WHAT NEEDS TO BE DONE
Render every line of the data exactly as written, and leave out the pictures.

INFORMATION PROVIDED
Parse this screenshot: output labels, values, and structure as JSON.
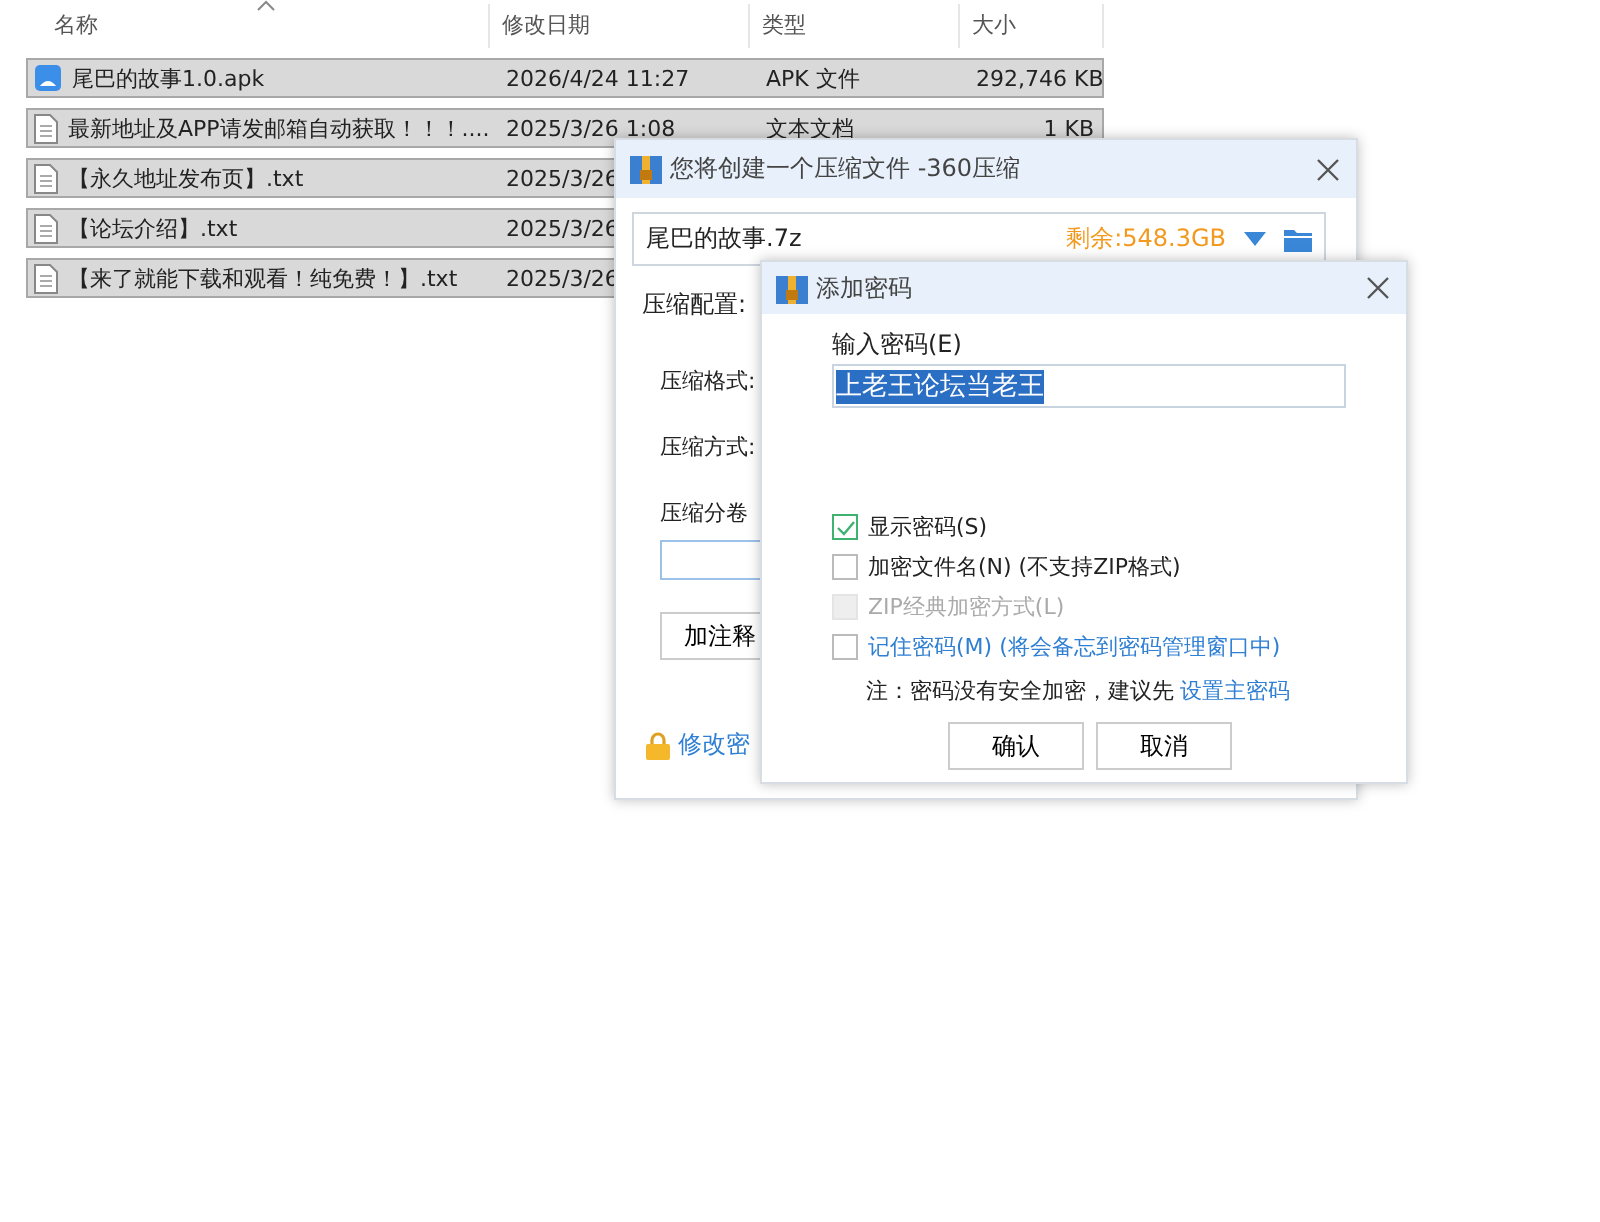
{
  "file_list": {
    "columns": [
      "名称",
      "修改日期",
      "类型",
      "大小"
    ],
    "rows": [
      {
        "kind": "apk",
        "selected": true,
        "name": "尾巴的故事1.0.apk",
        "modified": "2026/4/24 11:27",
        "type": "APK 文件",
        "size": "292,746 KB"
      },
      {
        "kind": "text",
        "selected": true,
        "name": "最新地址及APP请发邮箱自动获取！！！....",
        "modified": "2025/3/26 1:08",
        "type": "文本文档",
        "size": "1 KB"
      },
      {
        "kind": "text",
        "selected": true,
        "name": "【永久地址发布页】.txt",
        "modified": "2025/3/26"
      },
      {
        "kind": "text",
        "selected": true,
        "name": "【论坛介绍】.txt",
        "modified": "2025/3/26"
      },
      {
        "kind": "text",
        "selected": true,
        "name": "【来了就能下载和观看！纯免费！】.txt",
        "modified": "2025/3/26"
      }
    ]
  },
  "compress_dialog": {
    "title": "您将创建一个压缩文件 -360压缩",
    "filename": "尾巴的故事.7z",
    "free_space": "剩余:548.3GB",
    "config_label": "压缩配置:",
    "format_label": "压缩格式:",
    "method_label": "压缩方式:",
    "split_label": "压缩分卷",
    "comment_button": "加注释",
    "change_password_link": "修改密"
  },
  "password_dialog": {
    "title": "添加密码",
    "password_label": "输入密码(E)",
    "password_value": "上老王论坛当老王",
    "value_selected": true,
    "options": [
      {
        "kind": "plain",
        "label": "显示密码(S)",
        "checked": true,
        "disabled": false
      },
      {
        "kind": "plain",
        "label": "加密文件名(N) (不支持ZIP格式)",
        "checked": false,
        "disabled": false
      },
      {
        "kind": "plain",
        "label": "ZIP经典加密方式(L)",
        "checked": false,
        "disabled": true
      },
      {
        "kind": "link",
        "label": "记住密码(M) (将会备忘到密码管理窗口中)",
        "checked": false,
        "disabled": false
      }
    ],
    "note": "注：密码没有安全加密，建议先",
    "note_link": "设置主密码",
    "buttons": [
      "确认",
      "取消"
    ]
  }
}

RESPONSE TO THE EXERCISE
Parse this screenshot: output labels, values, and structure as JSON.
{
  "file_list": {
    "columns": [
      "名称",
      "修改日期",
      "类型",
      "大小"
    ],
    "rows": [
      {
        "kind": "apk",
        "selected": true,
        "name": "尾巴的故事1.0.apk",
        "modified": "2026/4/24 11:27",
        "type": "APK 文件",
        "size": "292,746 KB"
      },
      {
        "kind": "text",
        "selected": true,
        "name": "最新地址及APP请发邮箱自动获取！！！....",
        "modified": "2025/3/26 1:08",
        "type": "文本文档",
        "size": "1 KB"
      },
      {
        "kind": "text",
        "selected": true,
        "name": "【永久地址发布页】.txt",
        "modified": "2025/3/26"
      },
      {
        "kind": "text",
        "selected": true,
        "name": "【论坛介绍】.txt",
        "modified": "2025/3/26"
      },
      {
        "kind": "text",
        "selected": true,
        "name": "【来了就能下载和观看！纯免费！】.txt",
        "modified": "2025/3/26"
      }
    ]
  },
  "compress_dialog": {
    "title": "您将创建一个压缩文件 -360压缩",
    "filename": "尾巴的故事.7z",
    "free_space": "剩余:548.3GB",
    "config_label": "压缩配置:",
    "format_label": "压缩格式:",
    "method_label": "压缩方式:",
    "split_label": "压缩分卷",
    "comment_button": "加注释",
    "change_password_link": "修改密"
  },
  "password_dialog": {
    "title": "添加密码",
    "password_label": "输入密码(E)",
    "password_value": "上老王论坛当老王",
    "value_selected": true,
    "options": [
      {
        "kind": "plain",
        "label": "显示密码(S)",
        "checked": true,
        "disabled": false
      },
      {
        "kind": "plain",
        "label": "加密文件名(N) (不支持ZIP格式)",
        "checked": false,
        "disabled": false
      },
      {
        "kind": "plain",
        "label": "ZIP经典加密方式(L)",
        "checked": false,
        "disabled": true
      },
      {
        "kind": "link",
        "label": "记住密码(M) (将会备忘到密码管理窗口中)",
        "checked": false,
        "disabled": false
      }
    ],
    "note": "注：密码没有安全加密，建议先",
    "note_link": "设置主密码",
    "buttons": [
      "确认",
      "取消"
    ]
  }
}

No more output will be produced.